Excerpted data
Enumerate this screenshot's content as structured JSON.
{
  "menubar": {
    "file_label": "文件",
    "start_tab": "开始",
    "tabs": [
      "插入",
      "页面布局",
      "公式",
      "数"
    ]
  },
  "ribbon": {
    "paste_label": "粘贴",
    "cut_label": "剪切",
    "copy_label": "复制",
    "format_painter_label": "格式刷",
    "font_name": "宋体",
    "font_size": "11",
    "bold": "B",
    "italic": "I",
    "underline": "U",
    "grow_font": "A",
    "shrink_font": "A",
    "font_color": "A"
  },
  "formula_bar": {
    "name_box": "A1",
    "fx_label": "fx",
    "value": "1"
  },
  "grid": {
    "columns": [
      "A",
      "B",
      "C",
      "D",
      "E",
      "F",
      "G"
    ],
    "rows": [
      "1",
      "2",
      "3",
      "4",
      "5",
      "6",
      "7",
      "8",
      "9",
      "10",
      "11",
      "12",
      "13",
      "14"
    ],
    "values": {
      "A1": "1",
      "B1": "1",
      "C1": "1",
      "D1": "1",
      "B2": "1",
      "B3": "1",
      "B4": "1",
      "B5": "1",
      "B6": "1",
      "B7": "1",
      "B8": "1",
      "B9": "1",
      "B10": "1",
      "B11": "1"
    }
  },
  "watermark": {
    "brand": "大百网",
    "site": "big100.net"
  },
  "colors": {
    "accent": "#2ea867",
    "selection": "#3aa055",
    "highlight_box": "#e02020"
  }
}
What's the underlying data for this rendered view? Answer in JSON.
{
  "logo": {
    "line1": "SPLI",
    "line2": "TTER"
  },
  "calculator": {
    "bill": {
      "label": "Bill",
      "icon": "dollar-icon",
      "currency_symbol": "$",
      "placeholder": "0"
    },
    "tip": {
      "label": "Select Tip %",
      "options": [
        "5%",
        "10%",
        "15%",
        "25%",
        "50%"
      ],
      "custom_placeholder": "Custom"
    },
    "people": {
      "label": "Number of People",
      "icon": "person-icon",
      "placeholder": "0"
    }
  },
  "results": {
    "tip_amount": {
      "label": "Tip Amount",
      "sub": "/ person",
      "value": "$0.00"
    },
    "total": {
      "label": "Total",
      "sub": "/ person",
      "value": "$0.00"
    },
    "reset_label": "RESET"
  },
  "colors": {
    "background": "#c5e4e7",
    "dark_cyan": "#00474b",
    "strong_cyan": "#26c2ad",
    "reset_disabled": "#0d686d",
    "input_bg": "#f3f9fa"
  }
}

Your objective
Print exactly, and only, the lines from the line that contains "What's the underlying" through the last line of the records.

Finished exercise
What's the underlying data for this rendered view? Answer in JSON.
{
  "logo": {
    "line1": "SPLI",
    "line2": "TTER"
  },
  "calculator": {
    "bill": {
      "label": "Bill",
      "icon": "dollar-icon",
      "currency_symbol": "$",
      "placeholder": "0"
    },
    "tip": {
      "label": "Select Tip %",
      "options": [
        "5%",
        "10%",
        "15%",
        "25%",
        "50%"
      ],
      "custom_placeholder": "Custom"
    },
    "people": {
      "label": "Number of People",
      "icon": "person-icon",
      "placeholder": "0"
    }
  },
  "results": {
    "tip_amount": {
      "label": "Tip Amount",
      "sub": "/ person",
      "value": "$0.00"
    },
    "total": {
      "label": "Total",
      "sub": "/ person",
      "value": "$0.00"
    },
    "reset_label": "RESET"
  },
  "colors": {
    "background": "#c5e4e7",
    "dark_cyan": "#00474b",
    "strong_cyan": "#26c2ad",
    "reset_disabled": "#0d686d",
    "input_bg": "#f3f9fa"
  }
}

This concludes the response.